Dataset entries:
┄┄┄┄┄┄┄┄┄┄
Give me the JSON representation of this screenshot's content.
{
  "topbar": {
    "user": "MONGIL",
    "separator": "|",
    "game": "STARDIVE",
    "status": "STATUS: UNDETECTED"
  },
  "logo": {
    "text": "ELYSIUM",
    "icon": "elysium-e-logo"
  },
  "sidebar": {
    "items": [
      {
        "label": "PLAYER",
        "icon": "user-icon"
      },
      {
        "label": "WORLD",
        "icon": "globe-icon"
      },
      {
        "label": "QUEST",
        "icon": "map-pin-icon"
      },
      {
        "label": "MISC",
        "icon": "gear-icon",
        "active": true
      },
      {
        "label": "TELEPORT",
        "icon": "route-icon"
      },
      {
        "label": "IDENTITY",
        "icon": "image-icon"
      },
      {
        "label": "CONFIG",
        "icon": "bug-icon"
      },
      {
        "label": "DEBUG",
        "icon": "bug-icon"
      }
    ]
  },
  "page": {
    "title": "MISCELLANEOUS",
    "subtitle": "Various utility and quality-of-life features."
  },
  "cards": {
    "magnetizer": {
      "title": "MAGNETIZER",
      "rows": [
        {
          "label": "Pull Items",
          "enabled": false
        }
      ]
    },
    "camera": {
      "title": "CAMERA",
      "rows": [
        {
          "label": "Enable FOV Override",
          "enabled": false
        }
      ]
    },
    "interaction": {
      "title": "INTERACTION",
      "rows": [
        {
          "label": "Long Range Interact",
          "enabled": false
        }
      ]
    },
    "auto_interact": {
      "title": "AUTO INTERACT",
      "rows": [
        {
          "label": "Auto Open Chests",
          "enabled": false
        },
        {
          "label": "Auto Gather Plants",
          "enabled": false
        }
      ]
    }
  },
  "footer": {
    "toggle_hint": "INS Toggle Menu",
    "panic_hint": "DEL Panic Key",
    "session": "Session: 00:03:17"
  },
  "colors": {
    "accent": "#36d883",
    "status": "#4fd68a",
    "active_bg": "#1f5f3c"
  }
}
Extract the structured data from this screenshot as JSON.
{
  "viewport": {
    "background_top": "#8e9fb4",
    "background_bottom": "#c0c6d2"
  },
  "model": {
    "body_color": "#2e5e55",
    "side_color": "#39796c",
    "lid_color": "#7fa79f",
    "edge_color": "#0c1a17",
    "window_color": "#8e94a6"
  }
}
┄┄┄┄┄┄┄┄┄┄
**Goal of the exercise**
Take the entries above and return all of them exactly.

**Answer to this task**
Give me the JSON representation of this screenshot's content.
{
  "topbar": {
    "user": "MONGIL",
    "separator": "|",
    "game": "STARDIVE",
    "status": "STATUS: UNDETECTED"
  },
  "logo": {
    "text": "ELYSIUM",
    "icon": "elysium-e-logo"
  },
  "sidebar": {
    "items": [
      {
        "label": "PLAYER",
        "icon": "user-icon"
      },
      {
        "label": "WORLD",
        "icon": "globe-icon"
      },
      {
        "label": "QUEST",
        "icon": "map-pin-icon"
      },
      {
        "label": "MISC",
        "icon": "gear-icon",
        "active": true
      },
      {
        "label": "TELEPORT",
        "icon": "route-icon"
      },
      {
        "label": "IDENTITY",
        "icon": "image-icon"
      },
      {
        "label": "CONFIG",
        "icon": "bug-icon"
      },
      {
        "label": "DEBUG",
        "icon": "bug-icon"
      }
    ]
  },
  "page": {
    "title": "MISCELLANEOUS",
    "subtitle": "Various utility and quality-of-life features."
  },
  "cards": {
    "magnetizer": {
      "title": "MAGNETIZER",
      "rows": [
        {
          "label": "Pull Items",
          "enabled": false
        }
      ]
    },
    "camera": {
      "title": "CAMERA",
      "rows": [
        {
          "label": "Enable FOV Override",
          "enabled": false
        }
      ]
    },
    "interaction": {
      "title": "INTERACTION",
      "rows": [
        {
          "label": "Long Range Interact",
          "enabled": false
        }
      ]
    },
    "auto_interact": {
      "title": "AUTO INTERACT",
      "rows": [
        {
          "label": "Auto Open Chests",
          "enabled": false
        },
        {
          "label": "Auto Gather Plants",
          "enabled": false
        }
      ]
    }
  },
  "footer": {
    "toggle_hint": "INS Toggle Menu",
    "panic_hint": "DEL Panic Key",
    "session": "Session: 00:03:17"
  },
  "colors": {
    "accent": "#36d883",
    "status": "#4fd68a",
    "active_bg": "#1f5f3c"
  }
}
Extract the structured data from this screenshot as JSON.
{
  "viewport": {
    "background_top": "#8e9fb4",
    "background_bottom": "#c0c6d2"
  },
  "model": {
    "body_color": "#2e5e55",
    "side_color": "#39796c",
    "lid_color": "#7fa79f",
    "edge_color": "#0c1a17",
    "window_color": "#8e94a6"
  }
}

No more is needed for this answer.